■ Items from a data source
────────────────────────────────────────

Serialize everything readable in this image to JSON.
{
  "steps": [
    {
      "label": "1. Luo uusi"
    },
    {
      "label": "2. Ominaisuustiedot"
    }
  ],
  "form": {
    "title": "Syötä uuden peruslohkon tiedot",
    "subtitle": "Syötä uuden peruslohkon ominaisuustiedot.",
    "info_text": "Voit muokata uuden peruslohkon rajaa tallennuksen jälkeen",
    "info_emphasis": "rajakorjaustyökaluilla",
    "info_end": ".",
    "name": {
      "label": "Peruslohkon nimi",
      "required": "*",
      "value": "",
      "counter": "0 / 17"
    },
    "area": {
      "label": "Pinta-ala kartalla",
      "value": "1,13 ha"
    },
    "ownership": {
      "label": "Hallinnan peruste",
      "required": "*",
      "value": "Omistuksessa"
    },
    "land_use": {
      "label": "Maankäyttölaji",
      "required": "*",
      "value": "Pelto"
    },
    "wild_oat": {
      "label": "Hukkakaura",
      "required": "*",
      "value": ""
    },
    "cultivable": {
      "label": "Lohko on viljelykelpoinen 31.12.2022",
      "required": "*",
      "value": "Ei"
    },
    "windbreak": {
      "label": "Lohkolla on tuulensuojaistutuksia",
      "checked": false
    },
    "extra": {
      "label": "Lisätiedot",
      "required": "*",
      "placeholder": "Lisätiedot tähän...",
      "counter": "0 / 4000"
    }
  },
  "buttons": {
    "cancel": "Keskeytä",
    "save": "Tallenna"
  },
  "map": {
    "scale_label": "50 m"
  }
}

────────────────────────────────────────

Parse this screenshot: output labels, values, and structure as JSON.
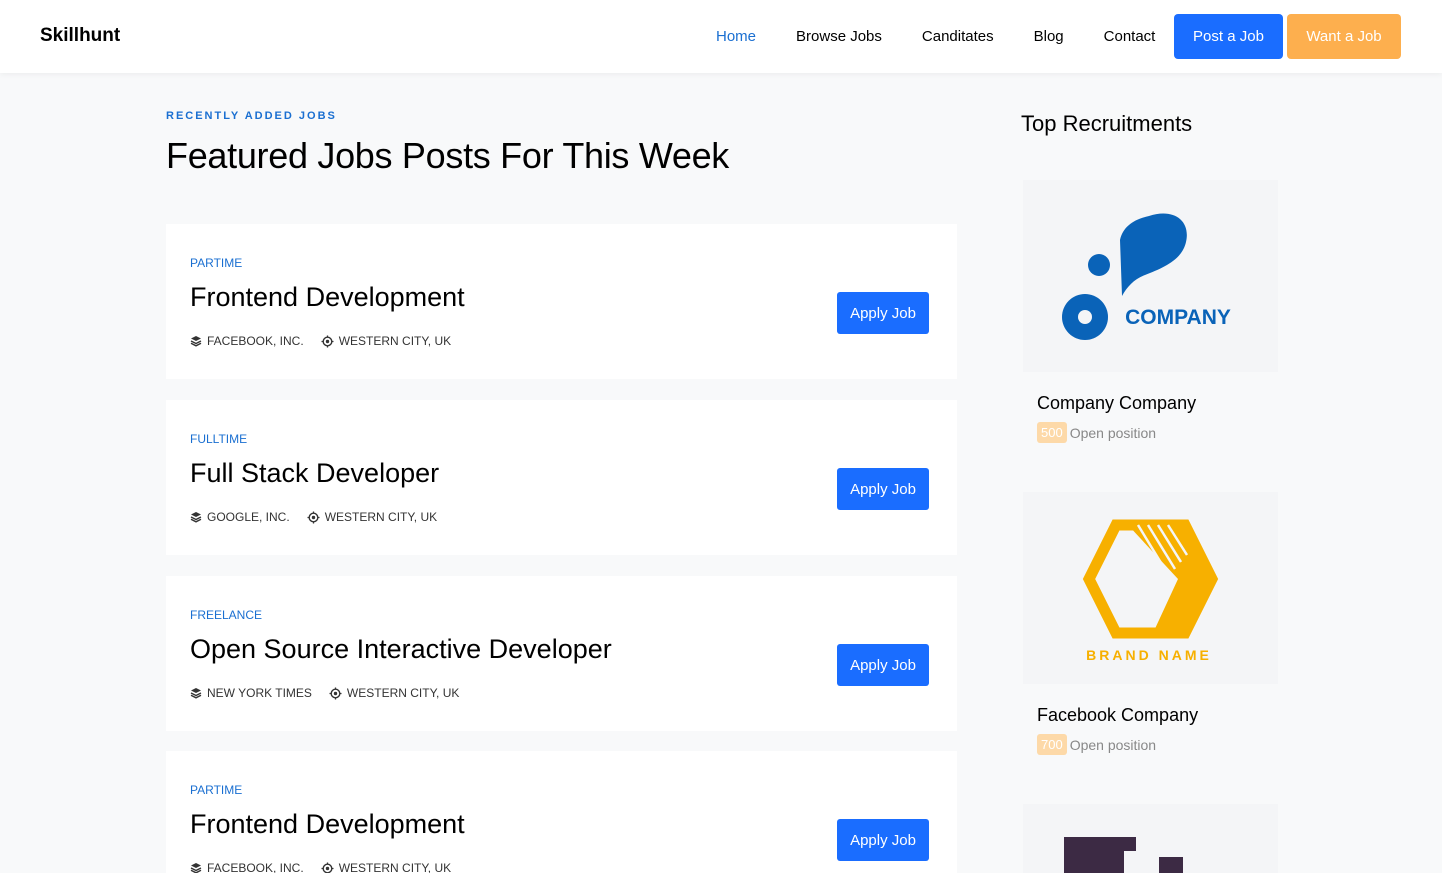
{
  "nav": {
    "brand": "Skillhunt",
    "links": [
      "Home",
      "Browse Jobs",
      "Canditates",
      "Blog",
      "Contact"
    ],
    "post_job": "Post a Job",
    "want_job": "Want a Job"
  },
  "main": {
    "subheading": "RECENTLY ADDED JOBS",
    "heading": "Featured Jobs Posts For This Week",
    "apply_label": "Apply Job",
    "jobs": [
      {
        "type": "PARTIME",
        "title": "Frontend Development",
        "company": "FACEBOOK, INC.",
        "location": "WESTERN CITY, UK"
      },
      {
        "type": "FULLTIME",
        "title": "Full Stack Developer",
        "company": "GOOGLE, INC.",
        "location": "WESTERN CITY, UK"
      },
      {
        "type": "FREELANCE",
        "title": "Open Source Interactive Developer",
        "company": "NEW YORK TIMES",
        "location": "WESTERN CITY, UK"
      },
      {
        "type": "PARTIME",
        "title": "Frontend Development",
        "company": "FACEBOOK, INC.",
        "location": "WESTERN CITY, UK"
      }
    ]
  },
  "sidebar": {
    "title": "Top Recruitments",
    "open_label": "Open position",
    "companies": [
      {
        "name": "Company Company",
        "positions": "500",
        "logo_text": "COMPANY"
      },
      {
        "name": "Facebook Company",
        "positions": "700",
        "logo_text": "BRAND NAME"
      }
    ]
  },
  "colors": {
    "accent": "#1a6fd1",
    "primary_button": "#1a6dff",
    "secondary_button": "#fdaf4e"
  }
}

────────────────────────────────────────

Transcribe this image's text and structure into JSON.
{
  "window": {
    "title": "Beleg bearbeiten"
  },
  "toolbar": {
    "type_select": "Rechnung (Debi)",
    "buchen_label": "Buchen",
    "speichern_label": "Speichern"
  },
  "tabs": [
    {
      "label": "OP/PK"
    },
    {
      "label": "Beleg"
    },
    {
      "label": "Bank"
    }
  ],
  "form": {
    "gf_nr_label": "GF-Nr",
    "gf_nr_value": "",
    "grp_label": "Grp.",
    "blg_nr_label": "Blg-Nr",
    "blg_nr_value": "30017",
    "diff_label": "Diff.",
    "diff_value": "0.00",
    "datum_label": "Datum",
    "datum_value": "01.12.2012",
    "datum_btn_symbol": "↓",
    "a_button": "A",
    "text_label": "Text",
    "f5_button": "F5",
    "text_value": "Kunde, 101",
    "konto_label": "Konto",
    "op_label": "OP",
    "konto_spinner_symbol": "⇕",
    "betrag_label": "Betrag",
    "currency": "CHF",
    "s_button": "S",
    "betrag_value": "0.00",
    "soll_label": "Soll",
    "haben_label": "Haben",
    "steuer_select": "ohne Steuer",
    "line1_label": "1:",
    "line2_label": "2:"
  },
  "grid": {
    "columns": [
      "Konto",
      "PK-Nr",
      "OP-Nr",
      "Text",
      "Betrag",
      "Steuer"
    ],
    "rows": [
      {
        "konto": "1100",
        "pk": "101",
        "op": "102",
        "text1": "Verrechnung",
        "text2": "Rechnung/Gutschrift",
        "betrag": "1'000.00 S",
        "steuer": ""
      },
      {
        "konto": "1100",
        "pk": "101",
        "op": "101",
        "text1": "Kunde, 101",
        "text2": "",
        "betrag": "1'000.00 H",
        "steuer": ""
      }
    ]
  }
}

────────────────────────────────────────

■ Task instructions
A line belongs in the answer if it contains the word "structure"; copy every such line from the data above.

■ Reply to the exercise
Parse this screenshot: output labels, values, and structure as JSON.
Transcribe this image's text and structure into JSON.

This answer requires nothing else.